In some ways, Arun Kumar is a true Botanist. With a Masters in Forestry and a great love for everything green, he comes across very much as a true botanist would. But what sets him apart is the way he speaks about flora. It’s almost poetic. That’s something strangely refreshing coming from a purely scientific person. Indeed, Arun Kumar defies the norms of a stereotypical Botanist in the best possible way. What made him exceptional was his ability to share his knowledge with others. He changed the way his co-trekkers saw the forests around them.
Early in April 2017, a trio of botanists was commissioned by Indiahikes to document a photographic journal of the indigenous plant species found along the Kuari Pass trail. It was no surprise that they chose to undertake the Kuari Pass trek when the rhododendrons (local name: Burans tree) would be in full bloom.
“My job was to document all these wonderful plants, but I couldn’t help being distracted by nature’s allure along these paths.
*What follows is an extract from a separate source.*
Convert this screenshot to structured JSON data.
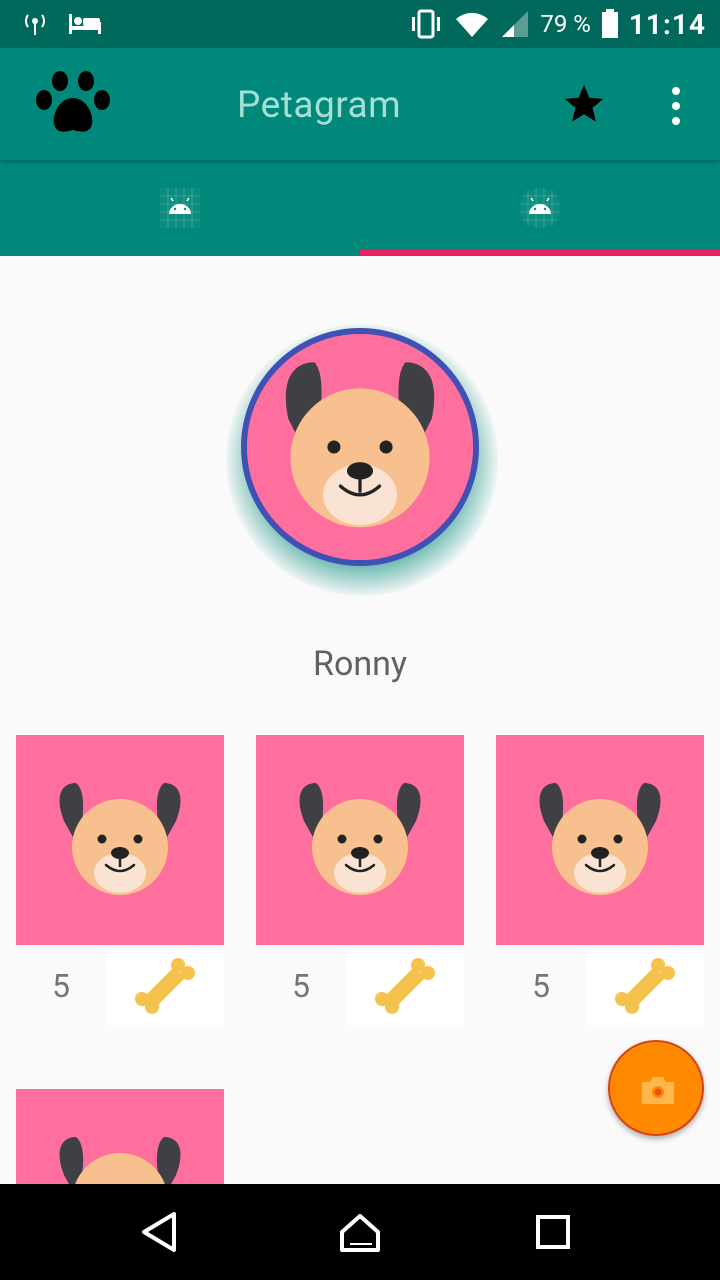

It wasn’t just the rhododendrons; the whole place was alive with so much beauty. I saw these mighty brown oaks or kharsu oaks as they are known locally. I have trekked from Rajpur to Mussourie a few times, but I have never seen oaks like these. The best oak forests were on the way from Chitrakantha to Dhak.
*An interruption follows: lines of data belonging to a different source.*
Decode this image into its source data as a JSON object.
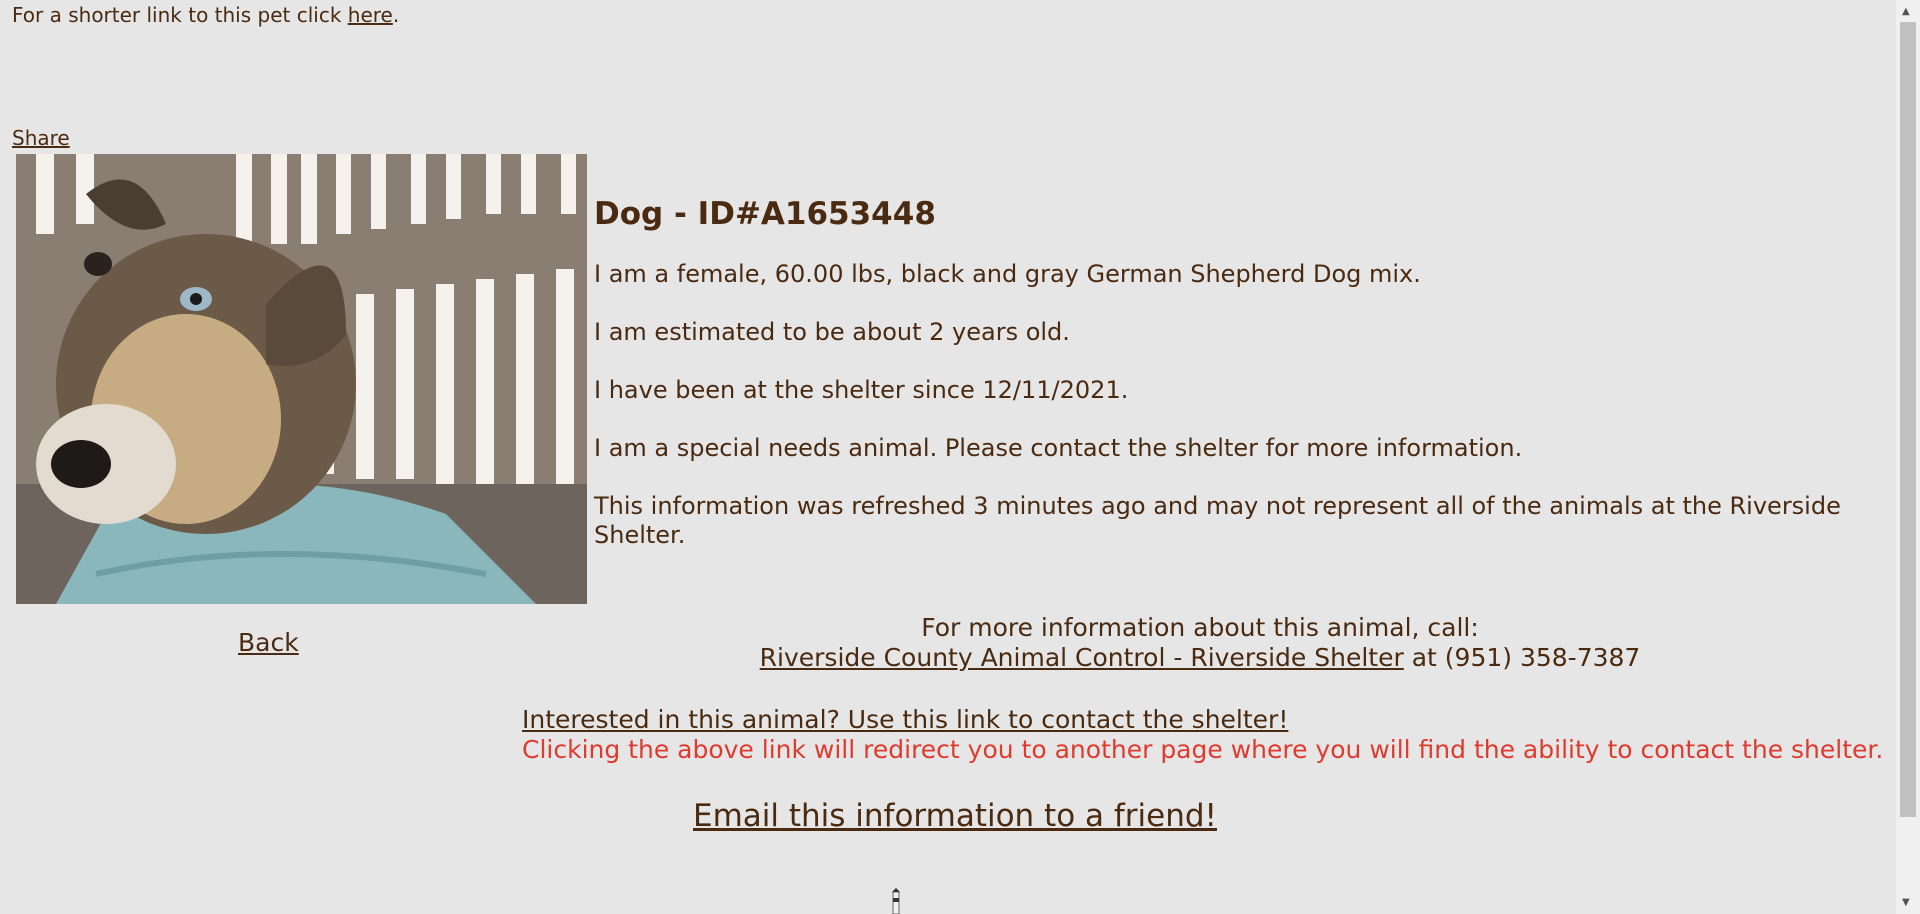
{
  "top": {
    "prefix": "For a shorter link to this pet click ",
    "link": "here",
    "suffix": "."
  },
  "share_label": "Share",
  "photo": {
    "alt": "Dog photo",
    "icon": "dog-photo"
  },
  "animal": {
    "title": "Dog - ID#A1653448",
    "lines": [
      "I am a female, 60.00 lbs, black and gray German Shepherd Dog mix.",
      "I am estimated to be about 2 years old.",
      "I have been at the shelter since 12/11/2021.",
      "I am a special needs animal. Please contact the shelter for more information.",
      "This information was refreshed 3 minutes ago and may not represent all of the animals at the Riverside Shelter."
    ]
  },
  "back_label": "Back",
  "contact": {
    "heading": "For more information about this animal, call:",
    "shelter": "Riverside County Animal Control - Riverside Shelter",
    "phone_prefix": " at ",
    "phone": "(951) 358-7387"
  },
  "interest": {
    "link": "Interested in this animal? Use this link to contact the shelter!",
    "note": "Clicking the above link will redirect you to another page where you will find the ability to contact the shelter."
  },
  "email_label": "Email this information to a friend!",
  "colors": {
    "text": "#4a2a10",
    "background": "#e6e6e6",
    "warning": "#e03a2e"
  }
}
“I felt like I was in these enchanted woods out of a fairy-tale. It was such a humbling experience, standing there like this tiny inconsequential being, beneath those majestic canopies. I got to see many plant species that I have never seen out of my textbooks like blue pines, Himalayan yew and flowering plants like primroses, gentians and Himalayan oxygraphis to name a few,” says Arun Kumar. “I also got a glimpse of the Caterpillar fungus, a rare and very expensive fungus that grows out of the bodies of ghost moth caterpillars. It is an invaluable plant among the Tibetan and Chinese medical community.”
As a Botanist, Arun feels like this was an enriching experience for him. “As a Botany student, you will never know what a plant really looks like, how it interacts with the environment or what its local applications are because you learn only textbook pertinent material. Like the fact that Buransh juice made from the rhododendron flowers are used by the locals for mountain sickness. Experiencing plant life outdoors broadens your base of knowledge,” affirms Arun.
Enlightening his co-trekkers about the many wonders of plants
Arun Kumar was not only enthusiastic about increasing his own knowledge on plants but he genuinely enjoyed sharing fun plant facts with the rest of the group.
“I think plant trivia will help people to view plants differently. Just above Auli, I crushed a fallen juniper branch. It had a strong Dhoop smell. I showed it to my co-trekkers and explained that these branches were burnt as incense in temples,” says Arun Kumar. “They were really intrigued.”
Arun was also able to point out a fun fact regarding the famous Ice Age acorn to his co-trekker, Preethi. “She never knew that acorns are found on oak trees before this. I told her that bears feasted on them,” says Arun Kumar. (Although that little detail may have gotten her a tad nervous).
Arun trying to capture Himalayan flora on Auli slopes
“I thought it was wonderful on Arun’s part to share his knowledge on plants with us. It was very educational for the rest of the group. I remember a particular instance when we chanced upon a copse of bare silver birch trees. Arun told us how the bark of these trees were used to write letters in ancient times as they peeled off easily like paper,” recounts Trek Leader Gurdit.
“All along the lower trails, till Auli, there are these small bushes that Arun told us were Berberis. It sounds like a name you would read on the ingredient list of your herbal cream or shampoo. But Arun shared with us that the root of the plant was used to extract a yellow dye for colouring cotton material. That was news for us.”
Trek Leader Gurdit was so impressed by Arun’s zest to create an awareness on nature’s best offerings, that he gave him the Spirit of Trekking award. “We have many criteria for the Spirit of Trekking Award. But I feel that Arun really deserved the award because of his obvious love for nature and his drive to instill that same passion in his co- trekkers,” says Trek Leader Gurdit.
The Himalayas, the best Botany teacher you can get…
Arun staunchly believes that everyone needs to have some basic knowledge about indigenous alpine plants. “I hope that this kind of recognition inspires people to learn about alpine plants because they are the real treasures of India. There is no other place like the Himalayas to see flowers of every shape, size and hue. These sights are so rewarding. Mountains are at a risk because of climate change and negative human influence like littering. Witness these precious jewels and be inspired to protect our heritage.”